Relocations are becoming more and more common as companies become global, but even if it’s a standard process for your company, don’t expect there to be a plan in place. You may have to initiate the negotiation yourself, and you should come prepared with terms.
The Cost of Relocating
Relocating can cost a lot of money, particularly if you’re crossing over state lines, and that’s one of the key factors when determining the value of a relocation package; but companies are looking for hard numbers when they enter a negotiation, so come prepared. Take an inventory of your belongings and get quotes from a commercial moving company so that you can provide your employer with an accurate estimate.
Researching Your New Home
Your employer may think it’s personally reasonable for you just to pick up and move at the promise of a new job opportunity, but are you sure you’re ready for the change of environment? Finding housing isn’t always easy, and using the justification of searching out a new home or apartment can be a great justification for your employer to fly you out to the city. It can also be a great means to get your feet wet and explore the local culture.
Terms Within Reasonable Expectations
There are probably at least loose parameters regarding what your employer will offer you for a relocation package, but they wouldn’t be in a good negotiating position if they were transparent with that information. Seek out other employees who have received benefit packages, and try to learn more about the terms they took. This can help you determine how much room you have in negotiating your own deal.
Look at Your Specific Needs

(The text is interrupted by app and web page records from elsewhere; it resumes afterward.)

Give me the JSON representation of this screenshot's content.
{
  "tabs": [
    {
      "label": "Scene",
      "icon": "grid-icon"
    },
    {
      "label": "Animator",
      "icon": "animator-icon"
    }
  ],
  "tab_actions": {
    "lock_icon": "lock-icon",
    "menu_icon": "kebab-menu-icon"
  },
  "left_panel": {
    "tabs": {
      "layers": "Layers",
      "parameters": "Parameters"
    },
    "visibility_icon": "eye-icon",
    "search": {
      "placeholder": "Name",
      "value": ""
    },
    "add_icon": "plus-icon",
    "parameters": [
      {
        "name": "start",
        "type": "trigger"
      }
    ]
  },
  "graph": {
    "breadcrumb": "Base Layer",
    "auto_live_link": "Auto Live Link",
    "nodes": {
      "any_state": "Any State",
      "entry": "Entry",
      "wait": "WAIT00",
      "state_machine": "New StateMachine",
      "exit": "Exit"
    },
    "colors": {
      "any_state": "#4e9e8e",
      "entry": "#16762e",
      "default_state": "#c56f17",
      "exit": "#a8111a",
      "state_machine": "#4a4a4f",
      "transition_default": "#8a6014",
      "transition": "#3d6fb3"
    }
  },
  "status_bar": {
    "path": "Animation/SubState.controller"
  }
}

Ultimately when a company decides to pay out a relocation package, it comes down to simple finances. The specifics are less expensive to your employer than the raw cost of the package. With that in mind, make a list of the objectives that matter to you and carefully prioritize them. This could mean the cost of breaking a lease, the need to provide a spouse or partner with assistance finding a new job in their new city, or temporary housing until you can settle on a new rental or mortgage agreement. Whatever you terms are, determine the very least on which you’re willing to settle on and make this your line in the sand. Then, using the expectations you’ve gleaned from other employees, set your non-mandatory goals as bargaining chips.